[Material for this task — start]

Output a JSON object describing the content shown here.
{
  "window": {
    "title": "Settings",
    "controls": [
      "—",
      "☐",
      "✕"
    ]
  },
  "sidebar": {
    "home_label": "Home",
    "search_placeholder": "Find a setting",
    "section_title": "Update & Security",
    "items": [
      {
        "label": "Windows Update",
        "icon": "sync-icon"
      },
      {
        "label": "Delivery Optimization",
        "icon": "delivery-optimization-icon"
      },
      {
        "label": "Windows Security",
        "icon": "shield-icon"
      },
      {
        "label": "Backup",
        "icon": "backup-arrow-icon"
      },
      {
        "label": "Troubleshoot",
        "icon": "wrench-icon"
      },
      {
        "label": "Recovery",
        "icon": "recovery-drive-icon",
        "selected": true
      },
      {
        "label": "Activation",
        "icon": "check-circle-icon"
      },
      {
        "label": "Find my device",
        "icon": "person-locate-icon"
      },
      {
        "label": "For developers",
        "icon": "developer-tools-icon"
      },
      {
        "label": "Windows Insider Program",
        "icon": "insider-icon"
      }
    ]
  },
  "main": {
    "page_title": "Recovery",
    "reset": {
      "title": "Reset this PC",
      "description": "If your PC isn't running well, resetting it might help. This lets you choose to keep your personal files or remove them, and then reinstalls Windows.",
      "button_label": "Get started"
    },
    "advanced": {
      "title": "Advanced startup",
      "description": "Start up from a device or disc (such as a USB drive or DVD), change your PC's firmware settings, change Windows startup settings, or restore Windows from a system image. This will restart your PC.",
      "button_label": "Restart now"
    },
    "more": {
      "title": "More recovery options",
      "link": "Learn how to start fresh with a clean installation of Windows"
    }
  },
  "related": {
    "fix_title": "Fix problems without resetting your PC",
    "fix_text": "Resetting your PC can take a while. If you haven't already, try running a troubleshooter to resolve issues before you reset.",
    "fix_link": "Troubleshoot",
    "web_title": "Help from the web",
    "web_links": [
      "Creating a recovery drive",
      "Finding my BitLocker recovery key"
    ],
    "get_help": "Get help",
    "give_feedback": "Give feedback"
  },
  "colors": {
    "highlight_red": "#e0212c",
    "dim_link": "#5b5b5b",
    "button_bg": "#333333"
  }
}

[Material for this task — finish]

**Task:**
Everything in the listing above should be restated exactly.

**Written response:**
Output a JSON object describing the content shown here.
{
  "window": {
    "title": "Settings",
    "controls": [
      "—",
      "☐",
      "✕"
    ]
  },
  "sidebar": {
    "home_label": "Home",
    "search_placeholder": "Find a setting",
    "section_title": "Update & Security",
    "items": [
      {
        "label": "Windows Update",
        "icon": "sync-icon"
      },
      {
        "label": "Delivery Optimization",
        "icon": "delivery-optimization-icon"
      },
      {
        "label": "Windows Security",
        "icon": "shield-icon"
      },
      {
        "label": "Backup",
        "icon": "backup-arrow-icon"
      },
      {
        "label": "Troubleshoot",
        "icon": "wrench-icon"
      },
      {
        "label": "Recovery",
        "icon": "recovery-drive-icon",
        "selected": true
      },
      {
        "label": "Activation",
        "icon": "check-circle-icon"
      },
      {
        "label": "Find my device",
        "icon": "person-locate-icon"
      },
      {
        "label": "For developers",
        "icon": "developer-tools-icon"
      },
      {
        "label": "Windows Insider Program",
        "icon": "insider-icon"
      }
    ]
  },
  "main": {
    "page_title": "Recovery",
    "reset": {
      "title": "Reset this PC",
      "description": "If your PC isn't running well, resetting it might help. This lets you choose to keep your personal files or remove them, and then reinstalls Windows.",
      "button_label": "Get started"
    },
    "advanced": {
      "title": "Advanced startup",
      "description": "Start up from a device or disc (such as a USB drive or DVD), change your PC's firmware settings, change Windows startup settings, or restore Windows from a system image. This will restart your PC.",
      "button_label": "Restart now"
    },
    "more": {
      "title": "More recovery options",
      "link": "Learn how to start fresh with a clean installation of Windows"
    }
  },
  "related": {
    "fix_title": "Fix problems without resetting your PC",
    "fix_text": "Resetting your PC can take a while. If you haven't already, try running a troubleshooter to resolve issues before you reset.",
    "fix_link": "Troubleshoot",
    "web_title": "Help from the web",
    "web_links": [
      "Creating a recovery drive",
      "Finding my BitLocker recovery key"
    ],
    "get_help": "Get help",
    "give_feedback": "Give feedback"
  },
  "colors": {
    "highlight_red": "#e0212c",
    "dim_link": "#5b5b5b",
    "button_bg": "#333333"
  }
}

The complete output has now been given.